**EXERCISE**:
The data below should be printed in full, exactly, and without any of its images.

**DATA SUPPLIED**:

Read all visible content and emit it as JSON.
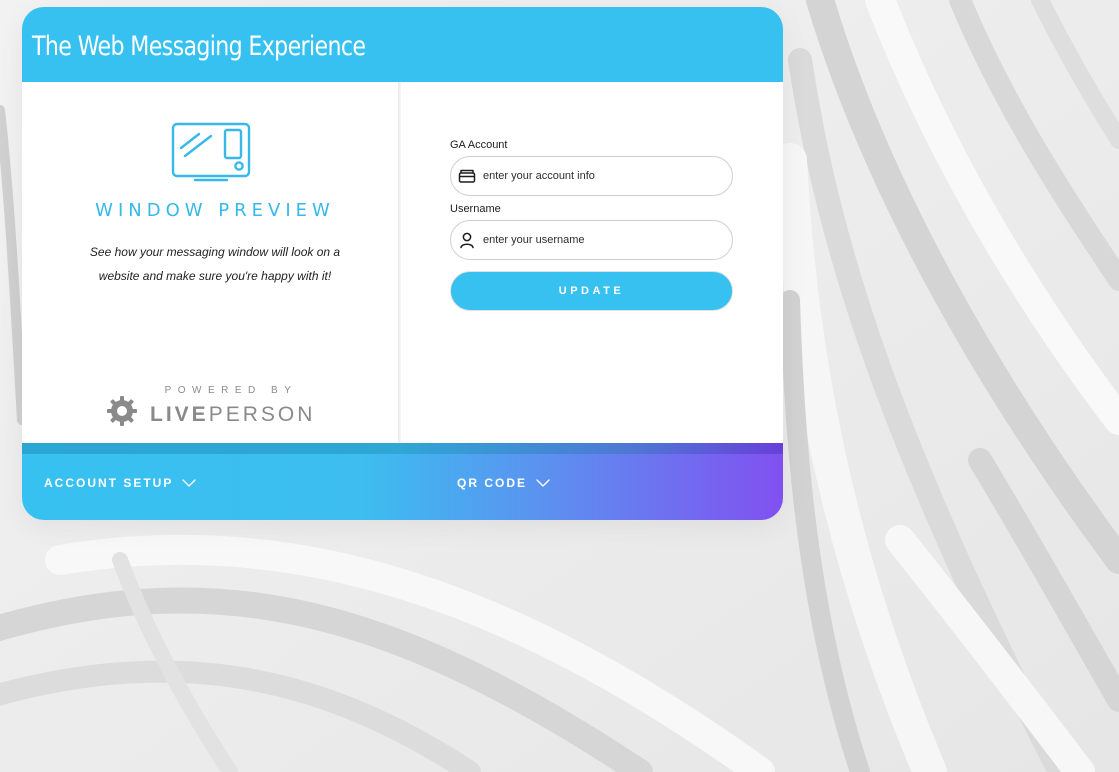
{
  "header": {
    "title": "The Web Messaging Experience"
  },
  "preview": {
    "icon": "monitor-phone-icon",
    "title": "WINDOW PREVIEW",
    "description_line1": "See how your messaging window will look on a",
    "description_line2": "website and make sure you're happy with it!"
  },
  "branding": {
    "powered_by": "POWERED BY",
    "logo_text_strong": "LIVE",
    "logo_text_light": "PERSON",
    "logo_icon": "liveperson-gear-icon"
  },
  "form": {
    "ga_account": {
      "label": "GA Account",
      "placeholder": "enter your account info",
      "value": "",
      "icon": "wallet-icon"
    },
    "username": {
      "label": "Username",
      "placeholder": "enter your username",
      "value": "",
      "icon": "user-icon"
    },
    "submit_label": "UPDATE"
  },
  "footer": {
    "items": [
      {
        "label": "ACCOUNT SETUP",
        "icon": "chevron-down-icon"
      },
      {
        "label": "QR CODE",
        "icon": "chevron-down-icon"
      }
    ]
  },
  "colors": {
    "accent": "#36c1f0",
    "gradient_end": "#8150f0",
    "background": "#ececec"
  }
}
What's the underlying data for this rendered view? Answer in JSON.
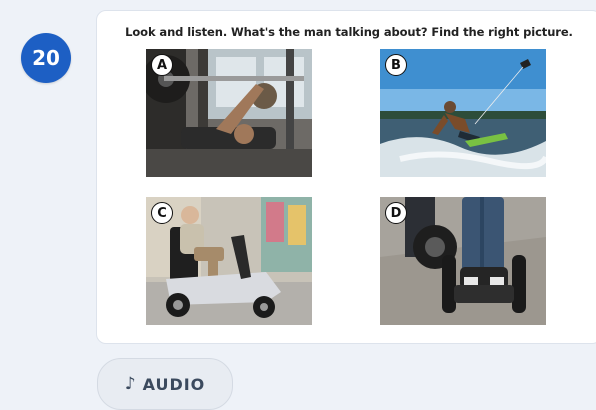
{
  "question": {
    "number": "20",
    "prompt": "Look and listen. What's the man talking about? Find the right picture."
  },
  "options": [
    {
      "label": "A",
      "depicts": "weightlifting-icon"
    },
    {
      "label": "B",
      "depicts": "kitesurfing-icon"
    },
    {
      "label": "C",
      "depicts": "mobility-scooter-icon"
    },
    {
      "label": "D",
      "depicts": "segway-icon"
    }
  ],
  "audio": {
    "icon": "music-note-icon",
    "label": "AUDIO"
  },
  "colors": {
    "badge": "#1d5fc4",
    "background": "#eef2f8",
    "card": "#ffffff",
    "audio_text": "#3b4a5e"
  }
}
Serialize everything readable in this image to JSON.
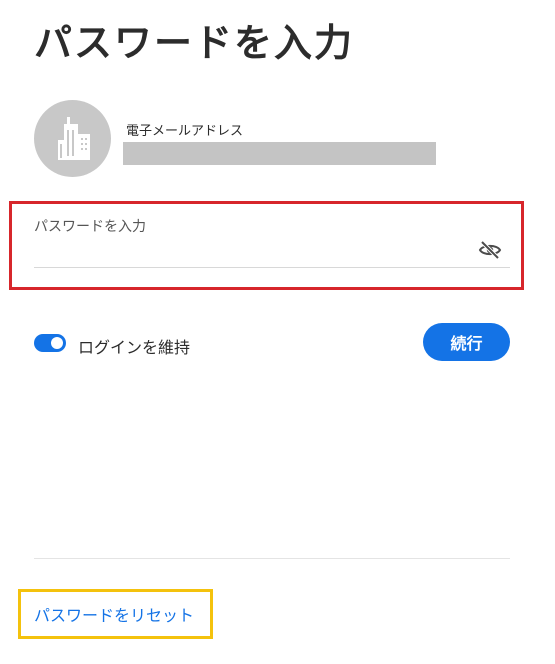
{
  "page": {
    "title": "パスワードを入力"
  },
  "account": {
    "avatar_icon": "building-icon",
    "email_label": "電子メールアドレス",
    "email_value": ""
  },
  "password": {
    "label": "パスワードを入力",
    "value": "",
    "visibility_icon": "eye-slash-icon"
  },
  "options": {
    "keep_signed_in_label": "ログインを維持",
    "keep_signed_in": true
  },
  "actions": {
    "continue_label": "続行",
    "reset_password_label": "パスワードをリセット"
  },
  "colors": {
    "accent": "#1473e6",
    "highlight_red": "#d7262b",
    "highlight_yellow": "#f4c20d",
    "avatar_bg": "#c8c8c8"
  }
}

**ANSWER AREA**:
Read all visible content and emit it as JSON.
{
  "header": {
    "title": "The Web Messaging Experience"
  },
  "preview": {
    "icon": "monitor-phone-icon",
    "title": "WINDOW PREVIEW",
    "description_line1": "See how your messaging window will look on a",
    "description_line2": "website and make sure you're happy with it!"
  },
  "branding": {
    "powered_by": "POWERED BY",
    "logo_text_strong": "LIVE",
    "logo_text_light": "PERSON",
    "logo_icon": "liveperson-gear-icon"
  },
  "form": {
    "ga_account": {
      "label": "GA Account",
      "placeholder": "enter your account info",
      "value": "",
      "icon": "wallet-icon"
    },
    "username": {
      "label": "Username",
      "placeholder": "enter your username",
      "value": "",
      "icon": "user-icon"
    },
    "submit_label": "UPDATE"
  },
  "footer": {
    "items": [
      {
        "label": "ACCOUNT SETUP",
        "icon": "chevron-down-icon"
      },
      {
        "label": "QR CODE",
        "icon": "chevron-down-icon"
      }
    ]
  },
  "colors": {
    "accent": "#36c1f0",
    "gradient_end": "#8150f0",
    "background": "#ececec"
  }
}
What's the underlying data for this rendered view? Answer in JSON.
{
  "question": {
    "number": "20",
    "prompt": "Look and listen. What's the man talking about? Find the right picture."
  },
  "options": [
    {
      "label": "A",
      "depicts": "weightlifting-icon"
    },
    {
      "label": "B",
      "depicts": "kitesurfing-icon"
    },
    {
      "label": "C",
      "depicts": "mobility-scooter-icon"
    },
    {
      "label": "D",
      "depicts": "segway-icon"
    }
  ],
  "audio": {
    "icon": "music-note-icon",
    "label": "AUDIO"
  },
  "colors": {
    "badge": "#1d5fc4",
    "background": "#eef2f8",
    "card": "#ffffff",
    "audio_text": "#3b4a5e"
  }
}
Serialize everything readable in this image to JSON.
{
  "page": {
    "title": "パスワードを入力"
  },
  "account": {
    "avatar_icon": "building-icon",
    "email_label": "電子メールアドレス",
    "email_value": ""
  },
  "password": {
    "label": "パスワードを入力",
    "value": "",
    "visibility_icon": "eye-slash-icon"
  },
  "options": {
    "keep_signed_in_label": "ログインを維持",
    "keep_signed_in": true
  },
  "actions": {
    "continue_label": "続行",
    "reset_password_label": "パスワードをリセット"
  },
  "colors": {
    "accent": "#1473e6",
    "highlight_red": "#d7262b",
    "highlight_yellow": "#f4c20d",
    "avatar_bg": "#c8c8c8"
  }
}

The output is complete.